Thornbury makes the case for the energy conservation and environmental benefits associated with cement construction. He notes that commercial and residential buildings made with concrete are more energy efficient, since it takes less energy to cool and heat these structures. On hot summer days, due to less vegetation, temperatures in urban areas may be several degrees warmer than in the surrounding suburbs. This “heat island effect,” as it is known, leads to greater electricity demand for air conditioning. Thornbury points out that concrete retains less heat than asphalt on paved surfaces, and consequently reduces the heat island effect within metropolitan areas.
On the subject of the environment, Chizmadia states, “As we transition to the global brand, you’ll see this company continuing a program of sustainable development. Our parent company is a member of the World Business Council on Sustainable Development, and you’ll see more activities designed to bring into balance the elements of the “triple bottom line” — economic, environmental and social interests. It’s a progressive way of conducting business, and it will involve increased human and financial resources, but I’m convinced it will separate the top performers from the rest. Eight of our plants have community advisory committees in place, so the people are a part of our process.”
He comments further that the company is taking initiatives to reduce the amount of carbon dioxide emitted from its manufacturing processes, use alternative fuels in manufacturing and use slag or fly ash – recyclable byproducts from other processes – to make cement products. Of note, Holcim’s GranCem® cement, a blast-furnace slag product, is now used as a partial replacement for portland cement in concrete, grout and masonry.
Building the Future
Recent high-profile products using Holcim cement products include the bobsled run at the Salt Lake City Olympics; runways, aprons and structures at the new Denver International Airport, where Holcim was the largest single cement supplier; athletes’ housing for the Atlanta Olympics; and the Rock and Roll Hall of Fame in Cleveland.
With a product lineup that includes portland cement, GranCem®, HolCem® high-performance blended cements and other blended products, stuccos, fly ash, Holcim Mortamix® and Rainbow Mortamix® Masonry Cements, the future of Holcim development also includes greater manufacturing capacity.
Referring to recent growth, Chizmadia cites capacity expansions in the period from 1997 to 2000 at Devil’s Slide, Utah, (350,000 to 635,000 metric tons), Midlothian, Texas, (1.1 million to 2.2 million metric tons), and the Birmingham, Ala., GranCem® facility (500,000 metric tons). A new line in Florence, Colo., expanded a 790,000 metric-ton kiln to a 1.9 million metric-ton kiln, and work on the towers there will be finished in 2002. Current and future expansion sites are Holly Hill, S.C., where capacity will double in 2003 from 1.1 million to 2.2 million metric tons, and St. Genevieve County, Mo., where a proposed new plant, currently going through state and federal permitting, will have more than 3 million tons metric capacity.
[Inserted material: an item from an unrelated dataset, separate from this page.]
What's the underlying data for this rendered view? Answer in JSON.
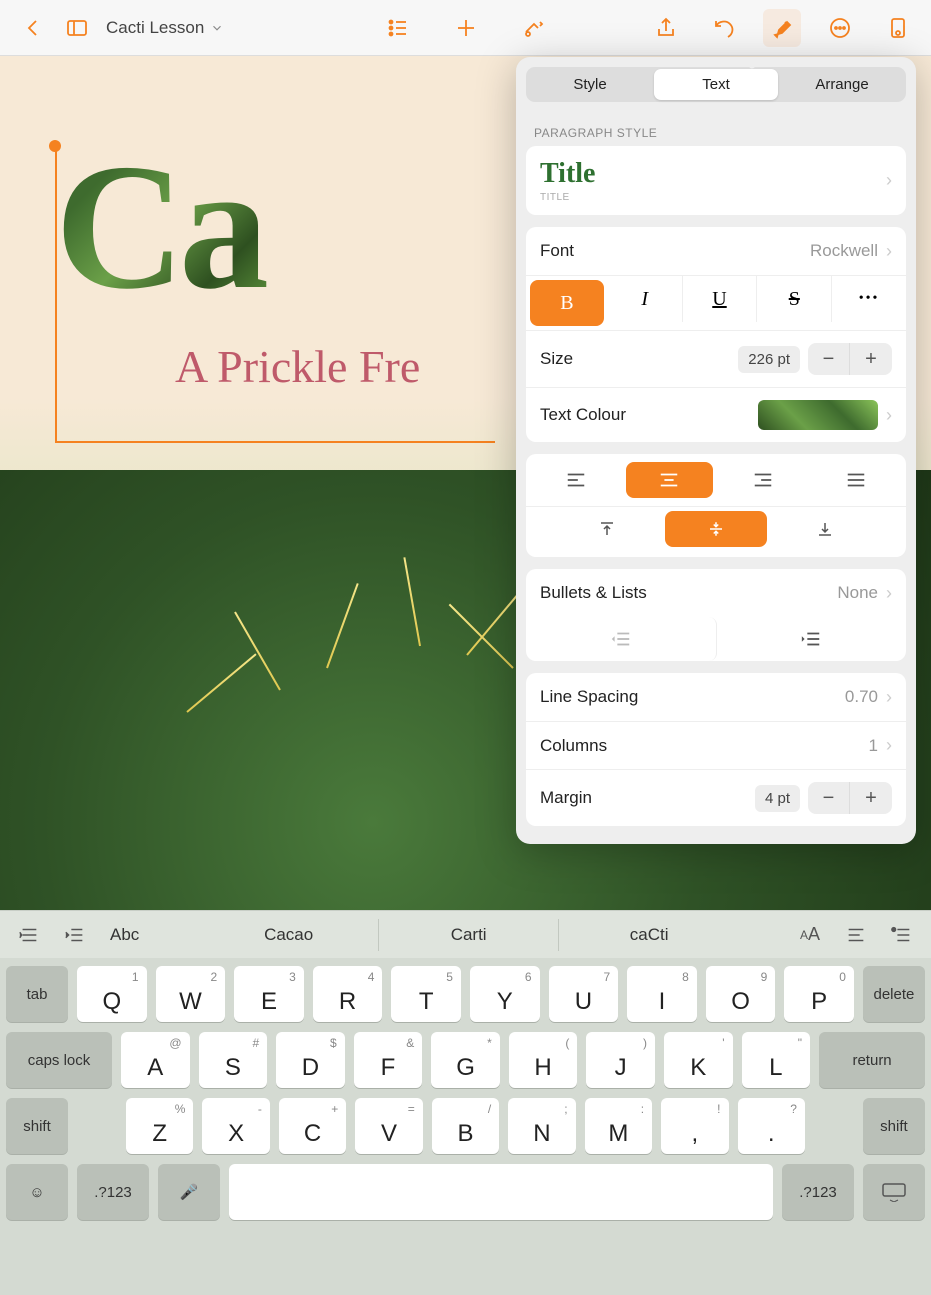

Chizmadia’s final comment on growth, “We will increase capacity and continue to be a prime supplier in the U.S. market,” seems as solid as … well, cement.